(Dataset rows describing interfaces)
************
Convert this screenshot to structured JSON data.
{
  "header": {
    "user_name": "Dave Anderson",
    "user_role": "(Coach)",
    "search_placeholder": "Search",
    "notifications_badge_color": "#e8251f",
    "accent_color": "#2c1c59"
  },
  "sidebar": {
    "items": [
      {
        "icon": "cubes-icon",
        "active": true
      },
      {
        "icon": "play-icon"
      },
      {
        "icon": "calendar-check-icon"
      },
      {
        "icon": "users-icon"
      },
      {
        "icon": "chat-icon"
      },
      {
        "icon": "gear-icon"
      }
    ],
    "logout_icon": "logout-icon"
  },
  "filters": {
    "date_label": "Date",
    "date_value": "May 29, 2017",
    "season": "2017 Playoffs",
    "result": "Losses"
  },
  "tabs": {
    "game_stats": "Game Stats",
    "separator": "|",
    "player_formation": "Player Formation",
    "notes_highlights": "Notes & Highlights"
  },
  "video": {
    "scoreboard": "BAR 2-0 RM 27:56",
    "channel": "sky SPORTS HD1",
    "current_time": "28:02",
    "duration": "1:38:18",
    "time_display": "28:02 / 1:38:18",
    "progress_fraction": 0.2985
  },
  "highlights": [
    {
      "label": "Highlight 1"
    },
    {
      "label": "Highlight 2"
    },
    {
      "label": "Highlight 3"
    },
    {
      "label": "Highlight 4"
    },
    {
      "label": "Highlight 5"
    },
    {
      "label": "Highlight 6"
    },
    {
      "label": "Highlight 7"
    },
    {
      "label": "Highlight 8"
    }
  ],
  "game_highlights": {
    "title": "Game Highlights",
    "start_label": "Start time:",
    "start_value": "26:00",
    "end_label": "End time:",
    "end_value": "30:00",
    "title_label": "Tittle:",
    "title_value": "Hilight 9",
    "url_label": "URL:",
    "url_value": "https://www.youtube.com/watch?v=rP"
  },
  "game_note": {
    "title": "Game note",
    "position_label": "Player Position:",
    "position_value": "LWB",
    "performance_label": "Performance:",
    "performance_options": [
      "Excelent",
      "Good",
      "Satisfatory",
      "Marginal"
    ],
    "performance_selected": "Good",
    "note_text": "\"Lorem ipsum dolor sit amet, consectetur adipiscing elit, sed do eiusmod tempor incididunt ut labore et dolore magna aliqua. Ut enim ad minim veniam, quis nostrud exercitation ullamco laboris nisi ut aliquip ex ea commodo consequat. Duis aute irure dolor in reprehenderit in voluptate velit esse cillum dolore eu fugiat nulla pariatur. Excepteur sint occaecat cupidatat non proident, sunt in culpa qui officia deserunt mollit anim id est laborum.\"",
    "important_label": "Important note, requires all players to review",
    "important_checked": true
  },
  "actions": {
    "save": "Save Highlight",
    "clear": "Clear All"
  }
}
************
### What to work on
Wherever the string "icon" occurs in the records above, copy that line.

### Result for this exercise
        "icon": "cubes-icon",
        "icon": "play-icon"
        "icon": "calendar-check-icon"
        "icon": "users-icon"
        "icon": "chat-icon"
        "icon": "gear-icon"
    "logout_icon": "logout-icon"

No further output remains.